● Entries supplied
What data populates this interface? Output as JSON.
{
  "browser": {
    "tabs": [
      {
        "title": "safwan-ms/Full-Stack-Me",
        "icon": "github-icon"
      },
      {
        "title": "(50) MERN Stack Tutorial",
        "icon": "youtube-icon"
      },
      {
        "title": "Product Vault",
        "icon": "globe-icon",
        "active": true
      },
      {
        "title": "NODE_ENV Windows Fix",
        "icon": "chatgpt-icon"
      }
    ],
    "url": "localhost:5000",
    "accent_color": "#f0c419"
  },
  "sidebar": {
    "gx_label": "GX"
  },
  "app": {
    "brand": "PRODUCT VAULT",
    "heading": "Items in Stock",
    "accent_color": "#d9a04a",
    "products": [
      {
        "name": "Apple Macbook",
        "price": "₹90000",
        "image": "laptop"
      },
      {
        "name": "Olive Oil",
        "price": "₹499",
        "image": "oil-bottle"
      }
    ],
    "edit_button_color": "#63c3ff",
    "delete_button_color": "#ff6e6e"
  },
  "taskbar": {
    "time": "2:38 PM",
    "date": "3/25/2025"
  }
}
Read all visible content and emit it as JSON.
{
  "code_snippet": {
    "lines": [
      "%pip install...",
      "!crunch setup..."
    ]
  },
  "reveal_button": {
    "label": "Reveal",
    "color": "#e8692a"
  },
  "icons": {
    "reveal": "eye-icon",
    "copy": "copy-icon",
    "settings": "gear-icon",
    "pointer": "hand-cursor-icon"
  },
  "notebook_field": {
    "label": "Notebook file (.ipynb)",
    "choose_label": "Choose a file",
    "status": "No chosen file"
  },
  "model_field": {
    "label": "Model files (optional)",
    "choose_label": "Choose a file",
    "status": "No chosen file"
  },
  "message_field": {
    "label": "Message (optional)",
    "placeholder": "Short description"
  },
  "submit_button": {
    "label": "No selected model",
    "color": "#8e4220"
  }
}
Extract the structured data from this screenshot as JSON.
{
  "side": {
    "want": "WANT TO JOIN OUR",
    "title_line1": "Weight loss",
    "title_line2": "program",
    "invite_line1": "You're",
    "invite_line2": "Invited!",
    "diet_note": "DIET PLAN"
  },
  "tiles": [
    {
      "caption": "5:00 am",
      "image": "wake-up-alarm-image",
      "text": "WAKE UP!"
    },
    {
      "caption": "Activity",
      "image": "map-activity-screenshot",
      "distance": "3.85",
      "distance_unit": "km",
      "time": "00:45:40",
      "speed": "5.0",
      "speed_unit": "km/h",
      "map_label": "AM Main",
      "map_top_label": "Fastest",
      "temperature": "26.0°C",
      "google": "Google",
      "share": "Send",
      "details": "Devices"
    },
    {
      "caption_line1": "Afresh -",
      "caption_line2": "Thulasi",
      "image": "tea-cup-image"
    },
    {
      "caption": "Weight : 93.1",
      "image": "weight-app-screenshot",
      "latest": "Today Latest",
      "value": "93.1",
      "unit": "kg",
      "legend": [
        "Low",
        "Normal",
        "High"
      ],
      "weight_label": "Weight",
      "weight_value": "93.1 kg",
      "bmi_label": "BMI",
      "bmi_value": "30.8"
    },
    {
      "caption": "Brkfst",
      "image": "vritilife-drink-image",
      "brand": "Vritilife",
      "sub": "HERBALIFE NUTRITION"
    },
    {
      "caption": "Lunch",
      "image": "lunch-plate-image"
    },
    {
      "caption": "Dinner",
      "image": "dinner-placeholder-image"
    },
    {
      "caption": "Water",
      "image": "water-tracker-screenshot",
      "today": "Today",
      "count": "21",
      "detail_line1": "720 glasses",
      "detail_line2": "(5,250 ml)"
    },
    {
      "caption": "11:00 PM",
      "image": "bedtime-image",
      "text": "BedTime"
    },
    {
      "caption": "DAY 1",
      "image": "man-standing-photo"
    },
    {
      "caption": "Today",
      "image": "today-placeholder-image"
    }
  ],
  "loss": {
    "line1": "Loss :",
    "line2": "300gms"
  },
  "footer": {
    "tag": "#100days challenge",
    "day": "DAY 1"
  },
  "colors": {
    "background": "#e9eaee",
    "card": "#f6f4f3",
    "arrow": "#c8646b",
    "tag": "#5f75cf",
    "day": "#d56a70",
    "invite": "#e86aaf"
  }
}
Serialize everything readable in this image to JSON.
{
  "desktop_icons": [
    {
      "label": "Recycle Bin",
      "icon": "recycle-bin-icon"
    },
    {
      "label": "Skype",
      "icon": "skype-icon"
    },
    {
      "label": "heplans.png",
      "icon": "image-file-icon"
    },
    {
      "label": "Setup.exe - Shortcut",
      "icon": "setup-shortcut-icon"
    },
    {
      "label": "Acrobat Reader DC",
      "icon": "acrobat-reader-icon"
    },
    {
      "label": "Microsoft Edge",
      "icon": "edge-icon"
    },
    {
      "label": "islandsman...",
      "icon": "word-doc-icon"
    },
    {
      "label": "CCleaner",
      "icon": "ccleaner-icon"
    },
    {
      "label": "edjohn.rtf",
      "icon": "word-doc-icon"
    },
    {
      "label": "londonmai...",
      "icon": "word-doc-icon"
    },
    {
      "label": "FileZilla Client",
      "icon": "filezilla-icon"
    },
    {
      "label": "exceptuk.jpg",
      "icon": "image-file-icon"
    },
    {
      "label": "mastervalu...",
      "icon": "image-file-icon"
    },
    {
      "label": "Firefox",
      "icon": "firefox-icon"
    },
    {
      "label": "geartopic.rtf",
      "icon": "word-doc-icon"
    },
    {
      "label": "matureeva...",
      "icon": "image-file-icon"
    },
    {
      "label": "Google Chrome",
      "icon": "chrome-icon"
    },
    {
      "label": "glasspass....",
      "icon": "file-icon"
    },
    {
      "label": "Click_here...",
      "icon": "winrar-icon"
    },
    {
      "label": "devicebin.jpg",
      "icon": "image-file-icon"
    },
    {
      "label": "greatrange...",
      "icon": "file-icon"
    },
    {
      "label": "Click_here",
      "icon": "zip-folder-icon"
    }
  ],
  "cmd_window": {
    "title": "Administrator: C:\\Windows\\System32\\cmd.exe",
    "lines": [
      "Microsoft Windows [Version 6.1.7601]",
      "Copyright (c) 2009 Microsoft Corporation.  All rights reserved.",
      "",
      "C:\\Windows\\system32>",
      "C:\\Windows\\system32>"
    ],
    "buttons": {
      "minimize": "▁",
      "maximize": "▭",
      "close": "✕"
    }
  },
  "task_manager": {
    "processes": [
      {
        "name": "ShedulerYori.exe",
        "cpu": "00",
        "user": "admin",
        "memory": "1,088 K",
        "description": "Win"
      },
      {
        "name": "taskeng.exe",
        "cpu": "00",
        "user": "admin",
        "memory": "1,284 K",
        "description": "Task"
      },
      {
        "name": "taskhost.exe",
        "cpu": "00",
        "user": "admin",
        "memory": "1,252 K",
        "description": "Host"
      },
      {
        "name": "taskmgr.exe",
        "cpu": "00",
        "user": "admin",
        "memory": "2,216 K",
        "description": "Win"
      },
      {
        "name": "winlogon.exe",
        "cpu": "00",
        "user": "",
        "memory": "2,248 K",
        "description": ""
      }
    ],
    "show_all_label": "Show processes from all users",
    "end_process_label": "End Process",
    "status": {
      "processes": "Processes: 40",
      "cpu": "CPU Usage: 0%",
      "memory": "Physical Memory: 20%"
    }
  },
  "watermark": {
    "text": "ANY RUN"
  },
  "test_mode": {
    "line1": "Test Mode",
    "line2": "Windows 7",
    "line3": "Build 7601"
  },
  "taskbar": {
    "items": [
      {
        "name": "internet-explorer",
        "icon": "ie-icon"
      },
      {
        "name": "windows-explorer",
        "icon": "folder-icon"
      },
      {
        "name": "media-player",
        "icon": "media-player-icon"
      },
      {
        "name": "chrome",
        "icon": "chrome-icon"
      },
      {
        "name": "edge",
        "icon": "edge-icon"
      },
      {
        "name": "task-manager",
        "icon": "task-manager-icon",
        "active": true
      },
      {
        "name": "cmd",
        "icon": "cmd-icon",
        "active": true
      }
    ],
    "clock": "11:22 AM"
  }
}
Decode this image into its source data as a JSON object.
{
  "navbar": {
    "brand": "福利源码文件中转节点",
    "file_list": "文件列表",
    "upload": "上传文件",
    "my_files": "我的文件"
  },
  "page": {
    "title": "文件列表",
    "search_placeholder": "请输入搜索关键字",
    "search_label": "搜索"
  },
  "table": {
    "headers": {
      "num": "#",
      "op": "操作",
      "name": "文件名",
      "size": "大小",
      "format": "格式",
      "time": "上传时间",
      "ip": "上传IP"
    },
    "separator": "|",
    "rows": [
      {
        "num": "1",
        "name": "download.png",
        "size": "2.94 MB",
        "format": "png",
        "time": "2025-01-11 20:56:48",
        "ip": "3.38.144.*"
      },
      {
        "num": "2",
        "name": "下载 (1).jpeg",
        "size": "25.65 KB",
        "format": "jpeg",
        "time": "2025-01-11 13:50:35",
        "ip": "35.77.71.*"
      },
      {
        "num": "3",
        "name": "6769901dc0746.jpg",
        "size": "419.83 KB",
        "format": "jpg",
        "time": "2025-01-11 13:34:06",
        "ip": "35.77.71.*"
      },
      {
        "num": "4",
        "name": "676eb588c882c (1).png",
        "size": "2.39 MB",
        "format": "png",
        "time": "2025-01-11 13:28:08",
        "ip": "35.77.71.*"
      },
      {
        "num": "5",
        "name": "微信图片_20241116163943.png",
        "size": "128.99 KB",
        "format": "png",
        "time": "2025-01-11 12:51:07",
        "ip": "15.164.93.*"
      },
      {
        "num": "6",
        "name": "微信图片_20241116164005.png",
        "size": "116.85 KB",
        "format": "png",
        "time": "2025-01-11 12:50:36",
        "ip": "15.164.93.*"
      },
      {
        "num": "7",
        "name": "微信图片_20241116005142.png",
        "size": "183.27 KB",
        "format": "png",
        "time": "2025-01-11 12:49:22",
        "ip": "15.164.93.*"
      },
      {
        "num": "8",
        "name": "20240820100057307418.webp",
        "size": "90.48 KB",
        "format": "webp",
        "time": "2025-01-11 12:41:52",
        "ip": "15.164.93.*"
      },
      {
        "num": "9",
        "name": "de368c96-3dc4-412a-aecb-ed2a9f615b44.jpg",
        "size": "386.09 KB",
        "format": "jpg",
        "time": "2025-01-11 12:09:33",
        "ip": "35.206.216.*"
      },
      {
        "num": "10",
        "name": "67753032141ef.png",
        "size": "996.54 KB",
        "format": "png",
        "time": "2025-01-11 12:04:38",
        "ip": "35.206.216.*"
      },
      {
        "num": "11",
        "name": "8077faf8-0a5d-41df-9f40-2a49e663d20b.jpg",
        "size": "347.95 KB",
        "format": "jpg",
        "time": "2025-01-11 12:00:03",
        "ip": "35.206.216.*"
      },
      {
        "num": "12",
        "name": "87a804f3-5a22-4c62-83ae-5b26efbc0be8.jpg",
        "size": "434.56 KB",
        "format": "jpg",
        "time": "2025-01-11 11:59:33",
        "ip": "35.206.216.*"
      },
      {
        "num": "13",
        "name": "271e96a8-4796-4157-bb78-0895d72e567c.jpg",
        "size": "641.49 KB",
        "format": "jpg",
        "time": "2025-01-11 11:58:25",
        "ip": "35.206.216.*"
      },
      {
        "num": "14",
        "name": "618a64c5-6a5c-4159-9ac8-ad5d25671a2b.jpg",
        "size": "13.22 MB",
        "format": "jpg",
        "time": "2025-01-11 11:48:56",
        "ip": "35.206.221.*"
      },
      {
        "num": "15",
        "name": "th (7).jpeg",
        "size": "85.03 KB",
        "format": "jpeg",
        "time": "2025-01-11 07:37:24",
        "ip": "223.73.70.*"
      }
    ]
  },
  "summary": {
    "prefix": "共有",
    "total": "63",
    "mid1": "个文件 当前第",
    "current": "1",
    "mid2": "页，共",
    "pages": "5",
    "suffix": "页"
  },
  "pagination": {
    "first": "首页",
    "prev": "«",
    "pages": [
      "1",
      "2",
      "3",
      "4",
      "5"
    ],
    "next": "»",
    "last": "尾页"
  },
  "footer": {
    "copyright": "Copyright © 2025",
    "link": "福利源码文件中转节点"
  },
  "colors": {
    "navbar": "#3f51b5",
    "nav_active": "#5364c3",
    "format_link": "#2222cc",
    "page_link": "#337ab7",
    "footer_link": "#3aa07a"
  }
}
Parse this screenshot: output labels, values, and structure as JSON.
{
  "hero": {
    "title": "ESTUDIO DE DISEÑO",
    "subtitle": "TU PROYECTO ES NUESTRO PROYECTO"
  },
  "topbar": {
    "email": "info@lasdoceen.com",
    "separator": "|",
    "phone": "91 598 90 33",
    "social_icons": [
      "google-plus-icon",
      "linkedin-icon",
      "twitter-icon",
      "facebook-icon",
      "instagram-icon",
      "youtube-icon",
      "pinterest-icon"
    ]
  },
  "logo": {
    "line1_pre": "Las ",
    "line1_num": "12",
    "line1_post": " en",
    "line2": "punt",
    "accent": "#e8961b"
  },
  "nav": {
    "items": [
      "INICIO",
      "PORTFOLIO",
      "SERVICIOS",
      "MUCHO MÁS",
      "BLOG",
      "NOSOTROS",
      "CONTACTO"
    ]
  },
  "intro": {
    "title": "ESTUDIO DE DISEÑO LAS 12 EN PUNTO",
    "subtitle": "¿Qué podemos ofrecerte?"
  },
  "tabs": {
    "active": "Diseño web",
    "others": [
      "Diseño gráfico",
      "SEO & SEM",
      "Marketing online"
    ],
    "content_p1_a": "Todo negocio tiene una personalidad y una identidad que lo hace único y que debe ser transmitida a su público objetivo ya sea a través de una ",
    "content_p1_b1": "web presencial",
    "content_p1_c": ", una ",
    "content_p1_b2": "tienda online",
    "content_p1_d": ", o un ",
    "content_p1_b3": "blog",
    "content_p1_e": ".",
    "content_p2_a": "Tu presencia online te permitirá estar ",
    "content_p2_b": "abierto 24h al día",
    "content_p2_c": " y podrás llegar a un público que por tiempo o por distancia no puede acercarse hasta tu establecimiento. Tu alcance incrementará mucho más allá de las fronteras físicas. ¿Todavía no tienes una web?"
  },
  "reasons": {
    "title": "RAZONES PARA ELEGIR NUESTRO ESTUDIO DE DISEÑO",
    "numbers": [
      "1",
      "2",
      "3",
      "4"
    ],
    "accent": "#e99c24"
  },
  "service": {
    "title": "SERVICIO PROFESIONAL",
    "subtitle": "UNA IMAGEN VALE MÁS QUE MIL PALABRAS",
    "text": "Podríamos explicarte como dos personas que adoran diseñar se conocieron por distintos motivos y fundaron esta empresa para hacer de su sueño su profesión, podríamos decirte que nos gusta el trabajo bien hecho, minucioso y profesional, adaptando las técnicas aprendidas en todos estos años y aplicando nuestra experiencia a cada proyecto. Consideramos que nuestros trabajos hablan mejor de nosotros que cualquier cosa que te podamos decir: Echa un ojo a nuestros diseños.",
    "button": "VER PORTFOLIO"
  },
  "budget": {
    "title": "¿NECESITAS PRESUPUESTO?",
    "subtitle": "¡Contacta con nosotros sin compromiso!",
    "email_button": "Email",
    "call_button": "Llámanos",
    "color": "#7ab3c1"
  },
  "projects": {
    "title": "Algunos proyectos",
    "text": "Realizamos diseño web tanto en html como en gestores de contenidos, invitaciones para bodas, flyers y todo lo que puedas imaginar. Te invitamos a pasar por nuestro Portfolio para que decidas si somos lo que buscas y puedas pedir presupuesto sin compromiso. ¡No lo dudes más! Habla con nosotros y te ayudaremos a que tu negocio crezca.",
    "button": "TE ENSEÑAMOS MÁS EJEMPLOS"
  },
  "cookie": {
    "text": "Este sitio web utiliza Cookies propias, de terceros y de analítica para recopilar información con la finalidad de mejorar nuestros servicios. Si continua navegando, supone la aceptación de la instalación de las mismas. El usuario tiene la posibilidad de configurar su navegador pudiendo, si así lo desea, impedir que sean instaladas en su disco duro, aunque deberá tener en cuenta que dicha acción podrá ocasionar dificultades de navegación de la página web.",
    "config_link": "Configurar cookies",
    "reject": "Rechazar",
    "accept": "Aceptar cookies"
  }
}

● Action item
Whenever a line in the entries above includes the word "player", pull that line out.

● Response box
        "name": "media-player",
        "icon": "media-player-icon"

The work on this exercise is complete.